-------- Input material --------
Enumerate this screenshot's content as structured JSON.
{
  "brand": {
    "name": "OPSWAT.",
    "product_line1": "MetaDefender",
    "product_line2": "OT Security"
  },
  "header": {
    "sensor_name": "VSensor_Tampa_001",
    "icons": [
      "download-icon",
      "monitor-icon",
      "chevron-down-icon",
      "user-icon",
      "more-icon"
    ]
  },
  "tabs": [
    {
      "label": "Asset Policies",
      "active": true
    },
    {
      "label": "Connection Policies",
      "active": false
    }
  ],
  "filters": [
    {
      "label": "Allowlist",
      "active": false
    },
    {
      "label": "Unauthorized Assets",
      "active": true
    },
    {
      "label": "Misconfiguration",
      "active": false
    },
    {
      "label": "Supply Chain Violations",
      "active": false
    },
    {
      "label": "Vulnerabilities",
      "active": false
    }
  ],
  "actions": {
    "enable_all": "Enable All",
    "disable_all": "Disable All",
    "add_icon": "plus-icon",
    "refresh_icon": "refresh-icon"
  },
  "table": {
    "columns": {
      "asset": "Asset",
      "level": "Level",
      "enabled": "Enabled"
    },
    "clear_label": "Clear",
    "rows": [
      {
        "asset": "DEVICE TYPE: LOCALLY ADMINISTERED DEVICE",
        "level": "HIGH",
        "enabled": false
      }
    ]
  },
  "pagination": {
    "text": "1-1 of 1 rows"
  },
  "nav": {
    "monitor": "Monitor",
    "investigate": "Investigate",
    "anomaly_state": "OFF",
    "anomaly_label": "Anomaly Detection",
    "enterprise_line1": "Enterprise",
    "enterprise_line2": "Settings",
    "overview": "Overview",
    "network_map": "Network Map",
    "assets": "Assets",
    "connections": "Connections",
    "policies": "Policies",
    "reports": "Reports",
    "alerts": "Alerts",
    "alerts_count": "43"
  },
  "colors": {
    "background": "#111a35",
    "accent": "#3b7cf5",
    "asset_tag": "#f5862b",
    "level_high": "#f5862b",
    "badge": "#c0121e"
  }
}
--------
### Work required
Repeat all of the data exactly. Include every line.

### Output of the task
Enumerate this screenshot's content as structured JSON.
{
  "brand": {
    "name": "OPSWAT.",
    "product_line1": "MetaDefender",
    "product_line2": "OT Security"
  },
  "header": {
    "sensor_name": "VSensor_Tampa_001",
    "icons": [
      "download-icon",
      "monitor-icon",
      "chevron-down-icon",
      "user-icon",
      "more-icon"
    ]
  },
  "tabs": [
    {
      "label": "Asset Policies",
      "active": true
    },
    {
      "label": "Connection Policies",
      "active": false
    }
  ],
  "filters": [
    {
      "label": "Allowlist",
      "active": false
    },
    {
      "label": "Unauthorized Assets",
      "active": true
    },
    {
      "label": "Misconfiguration",
      "active": false
    },
    {
      "label": "Supply Chain Violations",
      "active": false
    },
    {
      "label": "Vulnerabilities",
      "active": false
    }
  ],
  "actions": {
    "enable_all": "Enable All",
    "disable_all": "Disable All",
    "add_icon": "plus-icon",
    "refresh_icon": "refresh-icon"
  },
  "table": {
    "columns": {
      "asset": "Asset",
      "level": "Level",
      "enabled": "Enabled"
    },
    "clear_label": "Clear",
    "rows": [
      {
        "asset": "DEVICE TYPE: LOCALLY ADMINISTERED DEVICE",
        "level": "HIGH",
        "enabled": false
      }
    ]
  },
  "pagination": {
    "text": "1-1 of 1 rows"
  },
  "nav": {
    "monitor": "Monitor",
    "investigate": "Investigate",
    "anomaly_state": "OFF",
    "anomaly_label": "Anomaly Detection",
    "enterprise_line1": "Enterprise",
    "enterprise_line2": "Settings",
    "overview": "Overview",
    "network_map": "Network Map",
    "assets": "Assets",
    "connections": "Connections",
    "policies": "Policies",
    "reports": "Reports",
    "alerts": "Alerts",
    "alerts_count": "43"
  },
  "colors": {
    "background": "#111a35",
    "accent": "#3b7cf5",
    "asset_tag": "#f5862b",
    "level_high": "#f5862b",
    "badge": "#c0121e"
  }
}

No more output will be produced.